Sometimes people will never tell you you are doing a good job for them. Sometimes they will only tell you what they need and that will wear you down because it is truly impossible to get everyone exactly what they need – you can only come close. You also have to carry the wisdom that sometimes what people ask for, what they wanted, isn’t what they need – and be willing to say it. And you have to wade through the sludge and salt water of their anger until you finally get them what they need. You may hunger for a ‘thank you’ and never get it. If you are lucky the ‘thank you’ for that will be instant, but sometimes thank you for that may come months or even years later – or never. It will be seen in survey results, and you will clutch to those knowing that some of that was you, some of it was others, because that’s all you have until we each start saying, loudly, we are grateful for what we are doing right individually. We can model it until we each aren’t alone. Personally, It brings a huge smile to my face when I see a team member who isn’t a manager individually call out another team member for doing a good job for no reason, not prompt or system, just be nice. I’d love to see more of that.
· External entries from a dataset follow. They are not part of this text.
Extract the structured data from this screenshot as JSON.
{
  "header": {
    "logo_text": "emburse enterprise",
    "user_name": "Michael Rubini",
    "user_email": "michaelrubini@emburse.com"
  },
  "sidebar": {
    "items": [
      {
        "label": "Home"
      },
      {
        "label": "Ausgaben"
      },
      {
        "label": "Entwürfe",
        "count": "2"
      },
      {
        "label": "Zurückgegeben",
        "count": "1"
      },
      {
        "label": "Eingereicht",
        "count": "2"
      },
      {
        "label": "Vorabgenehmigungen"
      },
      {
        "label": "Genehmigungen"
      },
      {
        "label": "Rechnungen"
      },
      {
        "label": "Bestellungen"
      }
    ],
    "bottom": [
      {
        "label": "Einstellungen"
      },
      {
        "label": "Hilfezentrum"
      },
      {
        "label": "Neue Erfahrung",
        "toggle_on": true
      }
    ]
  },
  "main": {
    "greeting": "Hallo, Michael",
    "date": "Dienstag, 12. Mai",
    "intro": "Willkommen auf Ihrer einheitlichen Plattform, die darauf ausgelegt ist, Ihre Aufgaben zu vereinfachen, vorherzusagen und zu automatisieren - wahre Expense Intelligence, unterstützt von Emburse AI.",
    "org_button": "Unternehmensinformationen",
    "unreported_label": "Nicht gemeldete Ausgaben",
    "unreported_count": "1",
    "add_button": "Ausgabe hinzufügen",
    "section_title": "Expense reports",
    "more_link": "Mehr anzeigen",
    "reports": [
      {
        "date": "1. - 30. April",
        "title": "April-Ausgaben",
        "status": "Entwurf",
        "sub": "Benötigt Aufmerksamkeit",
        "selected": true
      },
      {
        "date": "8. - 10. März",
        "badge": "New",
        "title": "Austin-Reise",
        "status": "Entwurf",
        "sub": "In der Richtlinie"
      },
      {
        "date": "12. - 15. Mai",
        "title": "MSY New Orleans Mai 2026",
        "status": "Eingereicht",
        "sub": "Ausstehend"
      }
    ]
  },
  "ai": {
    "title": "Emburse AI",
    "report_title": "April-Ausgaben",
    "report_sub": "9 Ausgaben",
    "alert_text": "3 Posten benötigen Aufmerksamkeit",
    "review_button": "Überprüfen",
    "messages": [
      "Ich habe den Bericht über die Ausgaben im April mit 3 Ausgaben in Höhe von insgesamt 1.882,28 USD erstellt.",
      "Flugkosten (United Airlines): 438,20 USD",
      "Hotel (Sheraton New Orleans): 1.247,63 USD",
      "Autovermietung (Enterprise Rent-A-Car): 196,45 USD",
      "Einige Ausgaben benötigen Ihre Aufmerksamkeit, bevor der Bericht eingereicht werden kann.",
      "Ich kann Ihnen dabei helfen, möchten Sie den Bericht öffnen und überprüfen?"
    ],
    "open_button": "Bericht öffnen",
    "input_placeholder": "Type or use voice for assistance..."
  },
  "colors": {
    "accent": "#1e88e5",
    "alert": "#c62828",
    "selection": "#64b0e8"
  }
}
Perhaps we feel we are being listened to, but not truly being heard on decisions. In those moments, it is easy to get frustrated, but those are the moments it’s okay to say, “I feel unheard today. I disagreed with this. But I’m going to let it go. My stance is I disagreed and we did the opposite of what I asked. I’d like to move on.” Because we know that isn’t our moment.

Not every grenade is worth catching. 

A peer I consider smarter than I will ever be, reminded me, that when it comes to business and life, there will be a million grenades we could catch for others. That perhaps I did not need to catch so many. And I took that step further and decided, that it’s okay to catch none of them

It’s okay to let ‘em all go off every now and then. For how long is completely up to you. That could be a vacation. Or it could be a team dinner masked as one where you didn’t talk about work at all. It could be a conference you needed to attend just for you and your growth while others had to wait for you to prioritize your personal goals for once. Or even the idea that you could have options, because, truthfully, smart people will always will have options. Celebrate your rarity and the idea of you not being there so people know what it is to be without you and how truly special you are and start generating gratitude again.

In the silence of you and the volume of everything else, everyone else – that gratitude can finally be heard through action.

And you can say, thank you for hearing me. I ain’t going anywhere intentionally.

For all the reasons any of us could at any time explore our leaps of faith, the reasons I wouldn’t jump, the very positive reasons are those implicit resounding thank you’s, and sometimes direct ones, from those I am responsible for and they have more often been louder than the grenades I didn’t catch – I hope will be for a little bit longer so that I can catch the one I absolutely have to on my own.

(PS. The Intern was a great movie)

We’ll come back to the puzzle.